Biopeople is a gold-label Danish life science cluster. Director Per Spindler tells the secrets of its success.
Per Spindler’s career spans veterinarian to startup vice president. He has degrees in toxicology and business, and expertise in drug development and regulation. He uses all this experience in his current job.
Spindler directs Biopeople, a life science cluster located at the University of Copenhagen. A cluster, he explains, is a group of diverse partners working to advance an industry. To see the concept in action, he says, consider the Biopeople biomarker working group. It has experts in R&D and information technology plus anthropologists to study end-user views about products. Biopeople fosters these types of collaborations within Denmark and globally through networking. With a staff of only five, Biopeople hosts seminars, workshops, and get-together events in Denmark every month. They lead delegations to international meetings, for example to the 2016 Tel Aviv Life Science Innovation Hub.
“The Biopeople goal,” says Spindler, “is growing Danish life sciences through collaborations that lead to innovations such as new products, processes, and competencies.”
Spindler has directed Biopeople since its founding in 2005. Funding is from the Danish Agency for Science, Technology and Innovation of the Ministry of Higher Education and Science with added support from, for example, EU grants.
“Biopeople offers an introduction to stakeholders,” says Spindler, including Danish hospitals, universities, and companies. “As a cluster organization,” he says, “Biopeople can really make a difference for small companies and academic scientists.”
Spindler excels at networking. For example, the current Biopeople priority themes include the paradigm shift in healthcare that includes increased patient engagement. Biopeople facilitates collaborations among hospital administrators, patient advocacy groups and researchers.
“It takes a lot of experience to bridge people,” he says. “At Biopeople, we have that experience.”

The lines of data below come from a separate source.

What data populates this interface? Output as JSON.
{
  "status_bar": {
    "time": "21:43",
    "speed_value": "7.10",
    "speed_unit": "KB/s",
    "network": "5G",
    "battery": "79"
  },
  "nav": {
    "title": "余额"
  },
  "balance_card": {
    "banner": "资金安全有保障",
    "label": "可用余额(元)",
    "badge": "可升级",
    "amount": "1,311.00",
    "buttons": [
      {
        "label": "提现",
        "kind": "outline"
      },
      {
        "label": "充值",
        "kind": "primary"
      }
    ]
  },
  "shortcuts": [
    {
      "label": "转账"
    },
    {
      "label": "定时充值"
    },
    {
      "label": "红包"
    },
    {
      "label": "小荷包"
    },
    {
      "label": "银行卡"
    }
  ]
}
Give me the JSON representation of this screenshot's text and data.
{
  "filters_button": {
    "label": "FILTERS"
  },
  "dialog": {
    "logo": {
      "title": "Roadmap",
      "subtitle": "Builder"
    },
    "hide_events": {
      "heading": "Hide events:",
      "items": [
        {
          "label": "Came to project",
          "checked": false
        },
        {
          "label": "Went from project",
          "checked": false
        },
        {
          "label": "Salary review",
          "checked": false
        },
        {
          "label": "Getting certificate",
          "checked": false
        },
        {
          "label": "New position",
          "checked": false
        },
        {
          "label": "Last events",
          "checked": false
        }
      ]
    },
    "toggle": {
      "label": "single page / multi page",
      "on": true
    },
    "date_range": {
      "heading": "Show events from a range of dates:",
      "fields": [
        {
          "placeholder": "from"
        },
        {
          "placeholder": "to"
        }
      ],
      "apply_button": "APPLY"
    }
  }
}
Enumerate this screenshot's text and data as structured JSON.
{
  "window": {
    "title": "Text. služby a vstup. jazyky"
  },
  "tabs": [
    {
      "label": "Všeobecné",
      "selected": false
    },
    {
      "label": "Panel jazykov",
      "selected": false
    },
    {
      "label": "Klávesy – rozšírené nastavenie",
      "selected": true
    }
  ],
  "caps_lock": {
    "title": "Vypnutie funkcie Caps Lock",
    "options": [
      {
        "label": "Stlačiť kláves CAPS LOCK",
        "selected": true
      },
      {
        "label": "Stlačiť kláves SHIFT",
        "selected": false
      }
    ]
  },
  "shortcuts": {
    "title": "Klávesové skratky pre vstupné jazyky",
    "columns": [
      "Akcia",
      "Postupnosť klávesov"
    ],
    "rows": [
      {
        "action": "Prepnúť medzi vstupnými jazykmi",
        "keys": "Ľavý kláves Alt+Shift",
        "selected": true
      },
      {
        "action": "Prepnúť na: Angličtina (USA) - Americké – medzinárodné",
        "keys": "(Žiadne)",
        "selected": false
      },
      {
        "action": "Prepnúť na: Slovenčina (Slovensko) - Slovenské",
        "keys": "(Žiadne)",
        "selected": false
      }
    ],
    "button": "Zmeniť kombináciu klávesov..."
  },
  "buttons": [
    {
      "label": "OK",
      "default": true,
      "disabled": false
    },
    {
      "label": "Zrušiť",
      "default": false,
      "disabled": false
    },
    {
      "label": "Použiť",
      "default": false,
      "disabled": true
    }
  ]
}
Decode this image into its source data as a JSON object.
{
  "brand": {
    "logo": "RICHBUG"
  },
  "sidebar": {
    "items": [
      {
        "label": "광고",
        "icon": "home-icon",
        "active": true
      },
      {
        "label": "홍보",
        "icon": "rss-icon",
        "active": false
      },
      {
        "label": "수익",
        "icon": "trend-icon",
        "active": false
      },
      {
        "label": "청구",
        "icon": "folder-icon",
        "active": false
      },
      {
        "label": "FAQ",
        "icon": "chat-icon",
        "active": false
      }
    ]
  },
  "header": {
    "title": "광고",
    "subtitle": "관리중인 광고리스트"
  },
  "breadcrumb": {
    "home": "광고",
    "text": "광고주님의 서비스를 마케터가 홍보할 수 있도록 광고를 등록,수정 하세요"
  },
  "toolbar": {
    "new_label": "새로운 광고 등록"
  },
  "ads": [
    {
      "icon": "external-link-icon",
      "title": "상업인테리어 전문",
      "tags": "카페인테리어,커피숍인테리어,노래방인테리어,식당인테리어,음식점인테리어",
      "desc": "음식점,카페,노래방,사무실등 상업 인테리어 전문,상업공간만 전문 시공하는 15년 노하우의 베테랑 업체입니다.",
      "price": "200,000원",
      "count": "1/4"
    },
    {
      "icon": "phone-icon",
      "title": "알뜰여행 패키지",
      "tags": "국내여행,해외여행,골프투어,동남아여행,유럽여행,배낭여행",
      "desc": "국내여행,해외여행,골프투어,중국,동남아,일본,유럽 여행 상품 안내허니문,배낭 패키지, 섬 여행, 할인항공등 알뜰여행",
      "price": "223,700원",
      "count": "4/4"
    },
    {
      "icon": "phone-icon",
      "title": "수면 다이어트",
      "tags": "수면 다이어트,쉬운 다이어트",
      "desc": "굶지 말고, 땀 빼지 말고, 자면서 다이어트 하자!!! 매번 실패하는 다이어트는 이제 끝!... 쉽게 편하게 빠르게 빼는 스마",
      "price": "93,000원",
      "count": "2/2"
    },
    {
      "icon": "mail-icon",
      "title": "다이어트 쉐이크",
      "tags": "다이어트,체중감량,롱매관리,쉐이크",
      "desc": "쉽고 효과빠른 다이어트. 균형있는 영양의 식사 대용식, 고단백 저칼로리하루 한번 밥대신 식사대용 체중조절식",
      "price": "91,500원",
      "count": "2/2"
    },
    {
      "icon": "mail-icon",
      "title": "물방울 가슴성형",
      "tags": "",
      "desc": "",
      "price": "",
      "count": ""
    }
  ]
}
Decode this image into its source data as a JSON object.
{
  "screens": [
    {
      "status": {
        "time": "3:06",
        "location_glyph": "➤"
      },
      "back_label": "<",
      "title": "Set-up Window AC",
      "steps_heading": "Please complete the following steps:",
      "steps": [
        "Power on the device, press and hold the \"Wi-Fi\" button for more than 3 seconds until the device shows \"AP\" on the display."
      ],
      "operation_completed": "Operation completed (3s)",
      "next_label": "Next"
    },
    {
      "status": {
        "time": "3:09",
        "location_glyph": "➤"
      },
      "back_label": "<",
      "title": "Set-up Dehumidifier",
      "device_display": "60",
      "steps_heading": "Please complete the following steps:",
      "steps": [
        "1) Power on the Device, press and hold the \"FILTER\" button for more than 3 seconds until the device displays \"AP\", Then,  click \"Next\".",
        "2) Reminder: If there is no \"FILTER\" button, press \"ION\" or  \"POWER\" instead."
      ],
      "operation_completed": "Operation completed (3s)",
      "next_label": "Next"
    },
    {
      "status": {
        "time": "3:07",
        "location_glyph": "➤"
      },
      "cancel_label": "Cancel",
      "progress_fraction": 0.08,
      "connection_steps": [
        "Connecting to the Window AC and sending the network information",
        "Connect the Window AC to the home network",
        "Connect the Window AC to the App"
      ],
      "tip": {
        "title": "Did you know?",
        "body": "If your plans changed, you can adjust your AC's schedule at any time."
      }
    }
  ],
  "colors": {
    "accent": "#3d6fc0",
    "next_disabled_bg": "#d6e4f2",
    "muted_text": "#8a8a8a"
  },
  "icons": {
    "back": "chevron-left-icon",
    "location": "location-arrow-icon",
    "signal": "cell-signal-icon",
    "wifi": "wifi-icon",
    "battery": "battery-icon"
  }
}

Sven Frøkjær, vice dean, Faculty of Health and Medical Sciences, University of Copenhagen, agrees. He cofounded two biotech companies focused on drug development and delivery: Lica Pharmaceuticals and LiPlasome Pharma. Frøkjær, who is vice-chairman of the Biopeople Steering Committee, attributes the Biopeople success to a strong internal organization with a highly experienced staff. Of Spindler, Frøkjær says, “He’s frank, open, and dedicated. He takes tasks like leading DIA [Develop Innovate Advance, a global health-product consortium] that support the overall Biopeople objective. He has a wide personal network in the life science sector.”
Spindler says his job is “managing leadership” to grow the life science industry, including through the European Secretariat for Cluster Analysis (ESCA). ESCA is a network of organizations like Biopeople to strengthen European clusters. Part of the mission is awarding bronze, silver, and gold labels to clusters using quality indicators such as in governance and financing. In 2013, Biopeople was the first European Life Science cluster to earn an ESCA gold label. This year, Spindler chairs the ESCA group that awards gold labels.
The gold label, says Spindler, indicates a robust organization. It has financial advantages, for example access to EU grants that require this status. Biopeople’s achievement reflects extraordinary regional strengths, says Spindler. “There’s strong support for the life sciences in Denmark, with excellent universities, regulatory authorities, and industries.” To be part of this award-winning network, Spindler says, “Come to a Biopeople event. We want to attract as many people as possible.”
Facts: Per Spindler
EDUCATION: 1991, DVM, University of Copenhagen; 2001, MSc, Applied Toxicology, University of Surrey; 2005, Executive MBA, CBS Executive
SELECTED OTHER POSITIONS: Vice President, Bioimage A/S; Project Management, Lundbeck and Novo Nordisk; Chief Scientific Advisor, Danish Medicines Agency; Pathologist, Danish Food Agency; Veterinary surgeon
BIOPEOPLE: Biopeople is located at the University of Copenhagen as part of the Danish infrastructure for innovation established and cofunded by the Ministry of Higher Education and Science.